The role of B lymphocytes in osteoclast (OC) formation is controversial, because both stimulatory and inhibitory effects of B-lineage cells on osteoclastogenesis and life span have been reported. In this study, we have investigated the effects of mature B cells on human osteoclastogenesis using cultures of peripheral blood stem cells (PBSC), a system that generates functional OCs in the absence of stromal cells. We report that B cells inhibit the formation of OCs and shorten the life span of mature OCs by secreting transforming growth factor β (TGFβ), a factor that induces apoptosis in these cells. The antiosteoclastogenic effects of B cells are abolished by addition of anti-TGFβ antibody to osteoclast cultures and mimicked by treatment of B cell-deprived PBSC cultures with recombinant TGFβ, thus confirming TGFβ as the B cell produced antiosteoclastogenic activity. Thus, the ability of B cells to downregulate osteoclastogenesis by secretion of the apoptotic cytokine TGFβ provides new insights into the ability of immune cells to regulate OC formation under basal and inflammatory conditions. (C) 2000 Wiley-Liss, Inc.
|Number of pages||7|
|Journal||Journal of Cellular Biochemistry|

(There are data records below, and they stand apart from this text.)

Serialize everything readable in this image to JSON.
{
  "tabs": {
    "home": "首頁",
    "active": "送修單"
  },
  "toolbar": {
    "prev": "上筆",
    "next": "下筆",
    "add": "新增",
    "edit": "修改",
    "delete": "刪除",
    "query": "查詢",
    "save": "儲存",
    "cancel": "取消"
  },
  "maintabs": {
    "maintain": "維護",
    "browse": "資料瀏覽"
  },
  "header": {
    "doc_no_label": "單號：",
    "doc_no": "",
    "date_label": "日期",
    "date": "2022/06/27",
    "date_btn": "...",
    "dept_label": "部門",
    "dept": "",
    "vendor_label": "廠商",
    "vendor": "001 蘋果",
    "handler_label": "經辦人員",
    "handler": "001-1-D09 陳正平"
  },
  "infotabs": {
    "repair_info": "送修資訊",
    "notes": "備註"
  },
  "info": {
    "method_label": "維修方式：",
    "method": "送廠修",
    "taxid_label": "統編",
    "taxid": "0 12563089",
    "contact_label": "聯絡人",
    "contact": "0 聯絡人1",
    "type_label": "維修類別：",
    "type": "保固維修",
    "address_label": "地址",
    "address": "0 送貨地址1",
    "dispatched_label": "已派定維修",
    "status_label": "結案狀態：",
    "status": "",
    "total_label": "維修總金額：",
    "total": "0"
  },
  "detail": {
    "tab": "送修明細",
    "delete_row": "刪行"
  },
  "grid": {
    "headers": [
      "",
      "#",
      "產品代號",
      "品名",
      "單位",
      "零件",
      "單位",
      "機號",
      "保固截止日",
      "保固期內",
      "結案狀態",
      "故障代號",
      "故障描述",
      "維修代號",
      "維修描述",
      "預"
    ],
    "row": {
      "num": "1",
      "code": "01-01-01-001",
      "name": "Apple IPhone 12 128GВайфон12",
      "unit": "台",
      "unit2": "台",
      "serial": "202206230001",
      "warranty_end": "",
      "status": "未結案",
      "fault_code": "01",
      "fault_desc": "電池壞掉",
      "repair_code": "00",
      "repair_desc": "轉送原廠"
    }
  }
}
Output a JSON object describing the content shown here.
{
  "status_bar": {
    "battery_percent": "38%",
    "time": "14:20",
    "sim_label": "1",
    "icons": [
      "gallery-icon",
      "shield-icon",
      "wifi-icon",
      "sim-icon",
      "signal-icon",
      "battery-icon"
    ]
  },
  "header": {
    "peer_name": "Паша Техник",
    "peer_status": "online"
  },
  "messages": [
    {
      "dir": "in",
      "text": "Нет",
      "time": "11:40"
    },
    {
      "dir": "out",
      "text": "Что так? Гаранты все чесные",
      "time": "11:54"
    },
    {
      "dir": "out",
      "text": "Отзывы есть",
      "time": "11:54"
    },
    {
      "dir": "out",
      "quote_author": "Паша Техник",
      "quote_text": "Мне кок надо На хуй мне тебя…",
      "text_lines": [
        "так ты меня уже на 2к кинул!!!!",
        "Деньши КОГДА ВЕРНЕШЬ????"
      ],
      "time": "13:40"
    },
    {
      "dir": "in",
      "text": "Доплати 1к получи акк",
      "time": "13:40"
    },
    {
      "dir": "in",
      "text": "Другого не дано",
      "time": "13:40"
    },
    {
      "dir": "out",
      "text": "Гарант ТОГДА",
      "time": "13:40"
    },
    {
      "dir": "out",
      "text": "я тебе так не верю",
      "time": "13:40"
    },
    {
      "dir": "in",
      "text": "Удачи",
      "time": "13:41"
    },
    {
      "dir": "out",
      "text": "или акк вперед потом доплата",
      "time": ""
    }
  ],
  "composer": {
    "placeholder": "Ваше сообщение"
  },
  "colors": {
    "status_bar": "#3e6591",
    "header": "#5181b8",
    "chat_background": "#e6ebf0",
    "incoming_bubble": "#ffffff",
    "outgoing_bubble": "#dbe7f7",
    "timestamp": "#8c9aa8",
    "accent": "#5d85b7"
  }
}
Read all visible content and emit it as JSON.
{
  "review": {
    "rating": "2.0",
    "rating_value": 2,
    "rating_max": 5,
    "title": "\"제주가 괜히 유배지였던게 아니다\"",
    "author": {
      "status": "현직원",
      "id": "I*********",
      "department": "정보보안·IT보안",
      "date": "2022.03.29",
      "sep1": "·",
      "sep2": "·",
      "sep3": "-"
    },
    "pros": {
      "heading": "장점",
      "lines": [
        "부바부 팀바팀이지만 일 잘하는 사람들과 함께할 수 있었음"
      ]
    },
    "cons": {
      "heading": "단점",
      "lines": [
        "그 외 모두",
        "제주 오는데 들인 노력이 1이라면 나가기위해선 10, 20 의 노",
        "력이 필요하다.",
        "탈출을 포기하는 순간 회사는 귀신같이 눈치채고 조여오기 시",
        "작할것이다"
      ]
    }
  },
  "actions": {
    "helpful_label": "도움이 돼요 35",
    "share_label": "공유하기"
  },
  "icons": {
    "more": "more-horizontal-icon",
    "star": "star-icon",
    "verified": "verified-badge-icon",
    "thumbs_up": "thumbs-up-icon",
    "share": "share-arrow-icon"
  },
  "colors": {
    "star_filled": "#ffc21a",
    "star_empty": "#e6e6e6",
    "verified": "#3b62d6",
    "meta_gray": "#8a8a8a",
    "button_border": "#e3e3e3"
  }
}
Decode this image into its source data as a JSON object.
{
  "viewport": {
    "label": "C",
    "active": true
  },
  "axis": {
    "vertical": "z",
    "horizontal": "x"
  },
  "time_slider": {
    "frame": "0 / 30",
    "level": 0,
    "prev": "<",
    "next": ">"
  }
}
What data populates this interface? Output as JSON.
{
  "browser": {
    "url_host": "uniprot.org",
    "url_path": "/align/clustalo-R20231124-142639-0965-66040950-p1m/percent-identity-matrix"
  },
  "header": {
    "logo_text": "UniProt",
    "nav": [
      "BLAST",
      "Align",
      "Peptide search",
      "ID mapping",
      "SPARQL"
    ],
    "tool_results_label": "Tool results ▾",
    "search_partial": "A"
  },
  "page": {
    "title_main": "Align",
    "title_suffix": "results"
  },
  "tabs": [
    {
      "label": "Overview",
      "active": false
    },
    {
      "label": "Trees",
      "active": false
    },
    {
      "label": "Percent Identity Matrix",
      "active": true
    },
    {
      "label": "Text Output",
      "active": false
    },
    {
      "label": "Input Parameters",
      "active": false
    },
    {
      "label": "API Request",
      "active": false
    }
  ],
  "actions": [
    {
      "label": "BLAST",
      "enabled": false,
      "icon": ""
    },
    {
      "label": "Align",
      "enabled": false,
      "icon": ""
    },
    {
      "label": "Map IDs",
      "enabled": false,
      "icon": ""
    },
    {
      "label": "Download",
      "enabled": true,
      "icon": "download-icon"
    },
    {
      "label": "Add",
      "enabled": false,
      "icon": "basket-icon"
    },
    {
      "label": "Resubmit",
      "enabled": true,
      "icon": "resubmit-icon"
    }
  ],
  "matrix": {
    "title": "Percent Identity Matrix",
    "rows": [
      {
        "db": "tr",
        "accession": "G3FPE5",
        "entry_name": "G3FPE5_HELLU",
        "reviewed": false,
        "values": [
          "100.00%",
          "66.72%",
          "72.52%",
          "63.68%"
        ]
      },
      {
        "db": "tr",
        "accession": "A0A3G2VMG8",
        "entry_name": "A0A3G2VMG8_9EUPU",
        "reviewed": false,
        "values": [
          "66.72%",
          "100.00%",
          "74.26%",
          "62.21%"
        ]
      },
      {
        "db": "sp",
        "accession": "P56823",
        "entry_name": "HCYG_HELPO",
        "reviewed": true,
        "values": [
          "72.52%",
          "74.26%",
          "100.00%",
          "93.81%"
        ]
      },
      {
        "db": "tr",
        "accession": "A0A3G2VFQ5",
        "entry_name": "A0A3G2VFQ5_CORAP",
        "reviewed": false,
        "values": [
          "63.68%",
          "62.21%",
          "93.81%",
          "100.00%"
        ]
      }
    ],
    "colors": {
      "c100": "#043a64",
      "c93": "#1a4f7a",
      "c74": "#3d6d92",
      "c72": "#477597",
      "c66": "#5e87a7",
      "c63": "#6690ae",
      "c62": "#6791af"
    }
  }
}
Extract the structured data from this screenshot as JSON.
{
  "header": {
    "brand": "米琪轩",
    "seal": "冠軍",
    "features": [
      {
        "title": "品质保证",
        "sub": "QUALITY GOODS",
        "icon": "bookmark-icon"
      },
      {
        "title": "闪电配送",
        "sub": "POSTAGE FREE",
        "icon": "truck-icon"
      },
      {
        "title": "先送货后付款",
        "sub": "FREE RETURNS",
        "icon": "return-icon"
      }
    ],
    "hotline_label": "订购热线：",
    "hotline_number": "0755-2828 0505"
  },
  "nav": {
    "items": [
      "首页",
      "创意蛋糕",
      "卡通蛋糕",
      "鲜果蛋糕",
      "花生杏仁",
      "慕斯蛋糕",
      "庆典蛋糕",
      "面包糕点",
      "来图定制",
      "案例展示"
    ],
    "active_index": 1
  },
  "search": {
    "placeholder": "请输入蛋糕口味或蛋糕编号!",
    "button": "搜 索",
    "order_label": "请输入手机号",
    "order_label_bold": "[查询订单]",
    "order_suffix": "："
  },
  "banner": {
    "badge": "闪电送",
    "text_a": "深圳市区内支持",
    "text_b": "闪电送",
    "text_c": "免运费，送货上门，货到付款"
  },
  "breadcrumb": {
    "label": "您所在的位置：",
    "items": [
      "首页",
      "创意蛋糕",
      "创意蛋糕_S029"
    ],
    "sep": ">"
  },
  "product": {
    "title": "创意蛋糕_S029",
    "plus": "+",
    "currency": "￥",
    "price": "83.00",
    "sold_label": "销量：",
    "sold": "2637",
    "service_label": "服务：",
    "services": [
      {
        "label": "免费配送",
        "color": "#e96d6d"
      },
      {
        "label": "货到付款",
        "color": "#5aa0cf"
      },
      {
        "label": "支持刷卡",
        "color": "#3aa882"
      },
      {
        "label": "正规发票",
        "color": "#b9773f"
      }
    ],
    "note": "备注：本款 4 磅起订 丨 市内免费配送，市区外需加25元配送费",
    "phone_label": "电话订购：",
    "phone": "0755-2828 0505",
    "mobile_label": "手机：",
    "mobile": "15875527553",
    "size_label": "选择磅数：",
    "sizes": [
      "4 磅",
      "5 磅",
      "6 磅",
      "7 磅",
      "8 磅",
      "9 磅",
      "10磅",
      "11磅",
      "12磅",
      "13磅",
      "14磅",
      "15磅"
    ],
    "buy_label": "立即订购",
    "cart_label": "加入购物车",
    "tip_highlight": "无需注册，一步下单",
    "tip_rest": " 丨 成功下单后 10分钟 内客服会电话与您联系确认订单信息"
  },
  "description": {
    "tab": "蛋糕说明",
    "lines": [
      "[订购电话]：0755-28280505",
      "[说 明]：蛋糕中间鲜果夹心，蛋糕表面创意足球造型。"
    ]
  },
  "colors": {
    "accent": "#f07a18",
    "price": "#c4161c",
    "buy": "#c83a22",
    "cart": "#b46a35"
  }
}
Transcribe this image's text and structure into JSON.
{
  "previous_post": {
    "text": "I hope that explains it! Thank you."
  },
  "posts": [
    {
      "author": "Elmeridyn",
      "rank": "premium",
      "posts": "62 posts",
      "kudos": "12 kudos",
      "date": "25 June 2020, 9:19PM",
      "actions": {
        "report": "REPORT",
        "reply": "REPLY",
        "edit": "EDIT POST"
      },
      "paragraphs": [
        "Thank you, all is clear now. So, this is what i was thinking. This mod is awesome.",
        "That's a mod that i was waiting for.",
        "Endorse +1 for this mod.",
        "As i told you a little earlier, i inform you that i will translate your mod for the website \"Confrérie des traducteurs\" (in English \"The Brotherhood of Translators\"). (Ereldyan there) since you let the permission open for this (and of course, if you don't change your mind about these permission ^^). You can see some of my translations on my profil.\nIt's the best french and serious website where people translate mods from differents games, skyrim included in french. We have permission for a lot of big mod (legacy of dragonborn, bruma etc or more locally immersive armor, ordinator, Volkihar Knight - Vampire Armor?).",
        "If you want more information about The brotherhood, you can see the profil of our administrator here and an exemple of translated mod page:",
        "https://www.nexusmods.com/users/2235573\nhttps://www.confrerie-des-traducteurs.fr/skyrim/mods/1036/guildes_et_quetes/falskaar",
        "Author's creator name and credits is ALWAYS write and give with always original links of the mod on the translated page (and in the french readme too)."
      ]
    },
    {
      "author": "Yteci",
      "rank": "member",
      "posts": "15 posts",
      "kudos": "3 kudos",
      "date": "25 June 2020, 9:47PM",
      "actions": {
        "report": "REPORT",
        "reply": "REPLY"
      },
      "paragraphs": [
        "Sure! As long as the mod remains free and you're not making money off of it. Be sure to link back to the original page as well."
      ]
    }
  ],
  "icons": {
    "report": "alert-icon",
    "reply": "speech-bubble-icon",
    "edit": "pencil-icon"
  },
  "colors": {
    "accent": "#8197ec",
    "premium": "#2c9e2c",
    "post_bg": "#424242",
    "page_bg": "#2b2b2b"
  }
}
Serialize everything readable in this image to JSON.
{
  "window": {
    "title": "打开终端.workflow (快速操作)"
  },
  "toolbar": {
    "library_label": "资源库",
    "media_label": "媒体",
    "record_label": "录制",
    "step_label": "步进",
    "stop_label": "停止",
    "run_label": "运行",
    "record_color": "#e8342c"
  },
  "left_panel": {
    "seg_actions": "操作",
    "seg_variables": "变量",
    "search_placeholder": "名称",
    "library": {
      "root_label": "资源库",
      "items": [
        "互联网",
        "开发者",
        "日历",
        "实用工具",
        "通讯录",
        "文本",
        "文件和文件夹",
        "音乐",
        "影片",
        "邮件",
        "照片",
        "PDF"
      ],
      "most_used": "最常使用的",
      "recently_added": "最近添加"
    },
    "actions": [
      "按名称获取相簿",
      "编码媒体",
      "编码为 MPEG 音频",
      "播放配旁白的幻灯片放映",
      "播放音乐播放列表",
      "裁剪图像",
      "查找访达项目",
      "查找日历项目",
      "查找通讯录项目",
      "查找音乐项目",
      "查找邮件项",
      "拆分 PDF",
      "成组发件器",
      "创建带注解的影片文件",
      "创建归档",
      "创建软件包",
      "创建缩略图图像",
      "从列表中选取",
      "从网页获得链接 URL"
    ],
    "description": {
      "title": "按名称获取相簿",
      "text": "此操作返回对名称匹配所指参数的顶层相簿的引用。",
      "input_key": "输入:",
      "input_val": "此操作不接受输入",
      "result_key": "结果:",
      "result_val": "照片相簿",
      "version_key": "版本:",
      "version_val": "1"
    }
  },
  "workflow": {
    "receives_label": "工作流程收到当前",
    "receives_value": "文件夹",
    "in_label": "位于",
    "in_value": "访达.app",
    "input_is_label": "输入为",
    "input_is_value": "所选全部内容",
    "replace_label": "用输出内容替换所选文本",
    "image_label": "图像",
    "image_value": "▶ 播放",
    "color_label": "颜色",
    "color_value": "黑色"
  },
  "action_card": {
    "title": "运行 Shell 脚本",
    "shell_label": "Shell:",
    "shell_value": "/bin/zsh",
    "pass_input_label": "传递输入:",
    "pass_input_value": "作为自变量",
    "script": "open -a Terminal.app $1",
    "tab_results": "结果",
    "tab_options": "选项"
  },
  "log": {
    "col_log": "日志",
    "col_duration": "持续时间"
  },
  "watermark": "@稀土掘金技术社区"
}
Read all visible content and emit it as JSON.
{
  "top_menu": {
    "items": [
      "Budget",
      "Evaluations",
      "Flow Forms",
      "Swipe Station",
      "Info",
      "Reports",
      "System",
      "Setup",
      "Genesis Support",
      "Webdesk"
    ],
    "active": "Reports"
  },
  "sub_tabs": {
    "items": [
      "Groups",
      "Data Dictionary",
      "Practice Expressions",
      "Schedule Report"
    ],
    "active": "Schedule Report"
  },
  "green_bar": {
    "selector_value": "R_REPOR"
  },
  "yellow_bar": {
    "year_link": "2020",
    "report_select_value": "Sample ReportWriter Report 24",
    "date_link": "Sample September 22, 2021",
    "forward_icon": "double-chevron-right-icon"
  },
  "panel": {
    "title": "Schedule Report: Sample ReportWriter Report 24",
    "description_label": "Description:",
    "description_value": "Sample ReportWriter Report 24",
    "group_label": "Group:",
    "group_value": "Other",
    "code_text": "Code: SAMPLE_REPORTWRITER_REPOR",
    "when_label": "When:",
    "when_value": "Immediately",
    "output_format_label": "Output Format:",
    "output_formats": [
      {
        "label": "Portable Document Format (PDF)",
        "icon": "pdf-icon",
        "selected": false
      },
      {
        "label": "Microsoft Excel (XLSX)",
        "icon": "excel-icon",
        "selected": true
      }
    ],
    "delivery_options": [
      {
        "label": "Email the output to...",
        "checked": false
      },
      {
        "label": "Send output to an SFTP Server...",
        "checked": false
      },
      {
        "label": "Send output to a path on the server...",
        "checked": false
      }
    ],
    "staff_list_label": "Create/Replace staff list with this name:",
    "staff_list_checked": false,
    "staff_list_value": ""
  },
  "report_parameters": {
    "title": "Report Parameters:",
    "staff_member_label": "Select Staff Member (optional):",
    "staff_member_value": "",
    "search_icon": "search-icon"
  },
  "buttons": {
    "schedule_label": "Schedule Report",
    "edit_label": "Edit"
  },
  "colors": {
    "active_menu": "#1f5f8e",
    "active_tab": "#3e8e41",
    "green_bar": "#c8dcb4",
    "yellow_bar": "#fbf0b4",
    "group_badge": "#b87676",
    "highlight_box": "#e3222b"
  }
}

|Publication status||Published - 2000|
- Human osteoclastogenesis
ASJC Scopus subject areas
- Cell Biology